"Why are you going there?" was the usual response when we told anyone we were spending a week in Wakimachi. It's not exactly on the tourist trail and most people we spoke to in Japan hadn't even heard of it.
But Wakimachi, a small town surrounded by mountains in Tokushima Prefecture, is full of historical buildings, traditional restaurants and friendly locals. It's a great base to explore the surrounding countryside and get a glimpse into life in small-town Japan.
We spent our days cycling around town, laughing with locals over yakitori and huddling next to kerosene heaters at night (we learnt the hard way just how cold traditional Japanese buildings can get in the winter).
There's not much information about Wakimachi online (or at least not in English), and so we relied on this cute hand-drawn map from our host for the week:
Nodokeya is a guesthouse in a big traditional building, complete with a cafe, manga room and courtyard. It's right off the Udatsu Street (the nicest part of town) and the perfect spot to explore the area. Even if you don't stay here, the third floor cafe is a lively hangout for guests and locals, and a great way to get to know people in the area.
Wakimachi's main attraction is the Udatsu Street, which is lined with 200-year-old merchant houses from the Edo and Meji periods. The buildings are now little shops and restaurants (one of which serves up the delicious rice cake soup below), and some of the private homes are open to the public.
The theatre in the middle of town puts on various shows and events. The week were visited there was a free traditional Japanese dance performance on that was a big hit with the seniors in town.
The best way to get around town, and beyond, is to hire a bike, which you can do for free at the tourist office on the Udatsu Street (English isn't spoken, but the process is easy enough).
The Yoshino river that runs along the edge of town is the perfect place to watch the sunset or go for a walk.
Our favourite day in Wakimachi was spent cycling along the path next to the river through a few neighbouring towns. It goes on for miles and miles, through valleys and rural villages.
Where to eat
For a small town, Wakimachi has a lot of restaurants, and it's a great place to try traditional Japanese dishes at cheaper prices than the big cities.
- Funatoto was our favourite spot in Wakimachi, I think we were there every morning. A coffee shop that also sells locally made products and puts on music nights, it's a nice space with friendly staff.
- Maruza Chikuan has a great value set lunch for only ¥750, including tonkatsu, salads, tofu, rice and miso.
- Tomato (across the street from Maruza Chikuan) is an izakaya that serves a wide selection of traditional dishes like yakitori, sashimi and Japanese salads. They also serve chicken sashimi, if you're braver than us!

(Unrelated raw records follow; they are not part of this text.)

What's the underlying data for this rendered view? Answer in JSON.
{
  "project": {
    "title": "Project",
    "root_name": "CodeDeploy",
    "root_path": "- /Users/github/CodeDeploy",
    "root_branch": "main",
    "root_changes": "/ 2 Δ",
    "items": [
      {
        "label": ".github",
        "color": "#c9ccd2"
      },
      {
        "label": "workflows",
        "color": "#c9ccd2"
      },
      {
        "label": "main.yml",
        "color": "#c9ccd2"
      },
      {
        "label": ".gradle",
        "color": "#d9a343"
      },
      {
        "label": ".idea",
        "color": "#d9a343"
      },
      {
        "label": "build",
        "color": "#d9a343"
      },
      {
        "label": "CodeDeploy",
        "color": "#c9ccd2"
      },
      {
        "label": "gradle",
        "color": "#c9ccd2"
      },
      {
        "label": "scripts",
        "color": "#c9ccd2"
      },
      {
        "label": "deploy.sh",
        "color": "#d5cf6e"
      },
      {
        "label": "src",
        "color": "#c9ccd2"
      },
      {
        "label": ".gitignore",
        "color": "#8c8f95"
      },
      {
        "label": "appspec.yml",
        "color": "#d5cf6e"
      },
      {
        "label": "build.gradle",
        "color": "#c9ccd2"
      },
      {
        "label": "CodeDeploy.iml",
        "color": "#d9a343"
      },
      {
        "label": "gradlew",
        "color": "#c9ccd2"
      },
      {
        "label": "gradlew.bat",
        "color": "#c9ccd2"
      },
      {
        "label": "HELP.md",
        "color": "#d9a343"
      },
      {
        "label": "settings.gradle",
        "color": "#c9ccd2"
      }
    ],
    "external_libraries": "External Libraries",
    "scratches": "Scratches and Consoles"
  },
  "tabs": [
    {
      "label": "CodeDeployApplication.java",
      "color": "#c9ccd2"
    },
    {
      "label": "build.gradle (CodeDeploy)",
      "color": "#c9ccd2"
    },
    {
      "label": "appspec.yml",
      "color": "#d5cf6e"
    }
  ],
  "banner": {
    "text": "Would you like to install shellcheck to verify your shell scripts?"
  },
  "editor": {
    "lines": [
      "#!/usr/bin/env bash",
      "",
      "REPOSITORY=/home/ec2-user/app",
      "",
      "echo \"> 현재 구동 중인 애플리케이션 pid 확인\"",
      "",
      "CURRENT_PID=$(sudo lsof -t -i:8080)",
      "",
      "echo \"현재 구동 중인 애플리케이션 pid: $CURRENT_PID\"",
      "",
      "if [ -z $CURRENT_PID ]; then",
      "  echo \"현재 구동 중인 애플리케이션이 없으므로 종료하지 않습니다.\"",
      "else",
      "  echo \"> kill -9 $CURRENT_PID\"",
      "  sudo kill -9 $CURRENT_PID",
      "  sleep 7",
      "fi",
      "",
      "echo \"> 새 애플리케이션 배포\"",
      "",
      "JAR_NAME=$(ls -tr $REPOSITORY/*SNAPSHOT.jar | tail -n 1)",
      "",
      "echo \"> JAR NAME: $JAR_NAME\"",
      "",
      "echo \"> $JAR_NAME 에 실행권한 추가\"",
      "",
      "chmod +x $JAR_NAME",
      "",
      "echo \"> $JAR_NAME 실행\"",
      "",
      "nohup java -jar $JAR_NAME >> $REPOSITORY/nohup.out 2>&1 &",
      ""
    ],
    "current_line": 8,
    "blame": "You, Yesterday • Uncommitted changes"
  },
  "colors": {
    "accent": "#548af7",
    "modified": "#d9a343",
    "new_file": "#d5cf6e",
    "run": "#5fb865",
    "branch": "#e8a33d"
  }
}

- Sakura is a traditional restaurant only open on Fridays. There's a set lunch for 20 covers and then they close, so get down there early so you don’t miss out (like we did). It looked incredible.
- Miyu specialises in fried foods, think yakitori and okonomiyaki. The atmosphere is rowdy, the regulars are friendly and the food is delicious.

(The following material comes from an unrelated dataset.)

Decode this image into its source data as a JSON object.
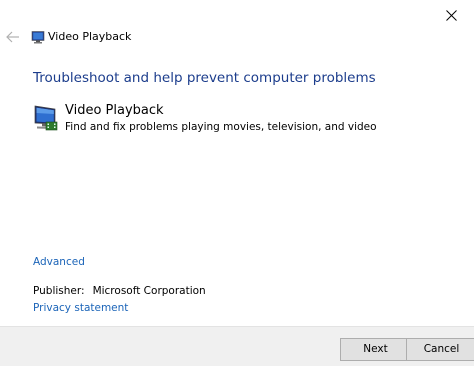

You can find the location of these spots on the map above.
There's not too much out there on Wakimachi, so do feel free to get in touch if you're headed to this area and would like any more info!